While some mid-century cooking is admittedly a little strange, one tradition that never loses edible fashion is that of baking and cookie making. Nothing evokes the feeling of the holidays quite like the aroma of fresh cookies baking in the oven. When it comes to cookie making, there is one tried and true source, Betty Crocker. With the war over, sugar was no longer rationed and baking regained popularity in the American household. Originally published in 1963, “The Cooky Book” features recipes, baking hints, photos and even historical tidbits for cookies throughout the ages. A cookie just isn’t a cooky without Betty Crocker guiding the way. To quote Betty Crocker, “happy the home with the full cooky jar.” Featured as the “Best Cooky of 1945-1950”, the Holiday Fruit Drop is one of the best loved and easiest to make.
Food today no longer features jello centerpieces, and discourages canned ingredients. But, the history and trends of post-war cooking has no doubt influenced the culinary industry. The post-war culinary era brought about changes in food and technology that introduced and encouraged creativity in cooking, paving the way for the unique cuisines that are so common place today.
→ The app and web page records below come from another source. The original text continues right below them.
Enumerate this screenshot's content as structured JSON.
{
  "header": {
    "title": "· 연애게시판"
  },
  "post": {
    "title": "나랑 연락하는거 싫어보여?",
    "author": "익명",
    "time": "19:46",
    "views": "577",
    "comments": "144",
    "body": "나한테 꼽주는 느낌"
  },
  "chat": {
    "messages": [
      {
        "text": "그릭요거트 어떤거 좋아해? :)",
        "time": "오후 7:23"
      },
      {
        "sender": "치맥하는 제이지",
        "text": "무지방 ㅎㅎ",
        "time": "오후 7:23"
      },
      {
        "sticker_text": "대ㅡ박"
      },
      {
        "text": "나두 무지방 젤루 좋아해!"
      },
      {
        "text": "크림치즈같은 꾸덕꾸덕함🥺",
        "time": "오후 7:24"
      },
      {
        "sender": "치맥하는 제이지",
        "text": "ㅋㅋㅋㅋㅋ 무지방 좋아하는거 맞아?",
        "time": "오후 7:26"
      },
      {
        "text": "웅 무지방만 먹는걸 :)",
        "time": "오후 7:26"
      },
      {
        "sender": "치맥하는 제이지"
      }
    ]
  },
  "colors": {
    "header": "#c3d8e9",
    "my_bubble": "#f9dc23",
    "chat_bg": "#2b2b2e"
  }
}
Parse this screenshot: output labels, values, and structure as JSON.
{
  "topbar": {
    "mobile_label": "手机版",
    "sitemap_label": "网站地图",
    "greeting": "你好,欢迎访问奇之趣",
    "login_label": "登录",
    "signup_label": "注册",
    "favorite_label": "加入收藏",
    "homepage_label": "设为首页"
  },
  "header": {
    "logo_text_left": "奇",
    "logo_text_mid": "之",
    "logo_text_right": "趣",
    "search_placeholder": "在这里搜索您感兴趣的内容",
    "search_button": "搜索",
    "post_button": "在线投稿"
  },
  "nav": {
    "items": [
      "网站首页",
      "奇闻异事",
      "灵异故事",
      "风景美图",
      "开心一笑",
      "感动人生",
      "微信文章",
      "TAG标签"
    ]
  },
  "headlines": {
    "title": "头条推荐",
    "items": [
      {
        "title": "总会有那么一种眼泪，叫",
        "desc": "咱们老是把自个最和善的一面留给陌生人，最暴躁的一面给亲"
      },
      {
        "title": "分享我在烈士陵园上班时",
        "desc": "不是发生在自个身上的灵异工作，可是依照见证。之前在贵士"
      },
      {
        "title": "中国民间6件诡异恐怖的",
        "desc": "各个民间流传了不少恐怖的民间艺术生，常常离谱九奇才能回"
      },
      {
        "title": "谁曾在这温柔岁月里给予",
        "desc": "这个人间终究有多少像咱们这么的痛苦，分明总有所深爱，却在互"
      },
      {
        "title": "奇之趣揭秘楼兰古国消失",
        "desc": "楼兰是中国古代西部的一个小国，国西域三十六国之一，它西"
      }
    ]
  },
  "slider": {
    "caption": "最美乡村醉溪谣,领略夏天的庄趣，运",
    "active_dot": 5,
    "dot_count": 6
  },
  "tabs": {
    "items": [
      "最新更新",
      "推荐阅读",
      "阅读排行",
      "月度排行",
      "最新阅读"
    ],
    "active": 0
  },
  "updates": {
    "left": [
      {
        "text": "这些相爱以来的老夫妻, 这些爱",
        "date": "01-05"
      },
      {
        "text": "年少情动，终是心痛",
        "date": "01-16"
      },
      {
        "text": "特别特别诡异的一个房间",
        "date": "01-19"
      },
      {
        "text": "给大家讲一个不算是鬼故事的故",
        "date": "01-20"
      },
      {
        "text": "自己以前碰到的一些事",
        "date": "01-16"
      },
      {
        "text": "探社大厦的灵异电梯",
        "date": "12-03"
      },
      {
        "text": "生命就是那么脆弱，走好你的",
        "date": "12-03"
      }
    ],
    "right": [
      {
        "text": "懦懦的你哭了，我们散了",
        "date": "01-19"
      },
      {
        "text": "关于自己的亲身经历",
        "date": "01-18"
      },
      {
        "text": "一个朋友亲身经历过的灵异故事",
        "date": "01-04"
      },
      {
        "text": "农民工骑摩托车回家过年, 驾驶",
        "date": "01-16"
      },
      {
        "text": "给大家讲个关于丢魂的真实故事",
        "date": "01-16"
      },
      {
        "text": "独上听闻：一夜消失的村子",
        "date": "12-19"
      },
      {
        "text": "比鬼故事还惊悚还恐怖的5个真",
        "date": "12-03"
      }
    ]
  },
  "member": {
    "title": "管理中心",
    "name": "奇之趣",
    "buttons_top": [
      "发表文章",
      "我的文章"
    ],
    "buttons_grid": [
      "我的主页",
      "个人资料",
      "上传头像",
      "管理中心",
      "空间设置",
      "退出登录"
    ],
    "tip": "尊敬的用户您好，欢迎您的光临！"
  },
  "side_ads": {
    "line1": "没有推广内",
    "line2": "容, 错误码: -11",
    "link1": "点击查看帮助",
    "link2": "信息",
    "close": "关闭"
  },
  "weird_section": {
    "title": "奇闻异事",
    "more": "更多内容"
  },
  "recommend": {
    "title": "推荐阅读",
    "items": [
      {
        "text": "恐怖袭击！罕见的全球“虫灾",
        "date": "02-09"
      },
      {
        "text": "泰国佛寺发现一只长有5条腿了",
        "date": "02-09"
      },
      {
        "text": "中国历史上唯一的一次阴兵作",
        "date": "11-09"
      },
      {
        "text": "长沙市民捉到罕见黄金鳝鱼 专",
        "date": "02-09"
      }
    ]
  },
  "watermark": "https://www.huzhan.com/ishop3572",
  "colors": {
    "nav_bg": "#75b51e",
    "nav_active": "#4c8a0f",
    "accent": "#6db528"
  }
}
Whether you are planning a cocktail party or an elegant multi-course meal, chances are the menu will feature aspects of mid-century cooking in some way.
For more mid-century recipes including tasting commentary, I encourage you to explore Retro Rachel’s blog site Mid Century Menu.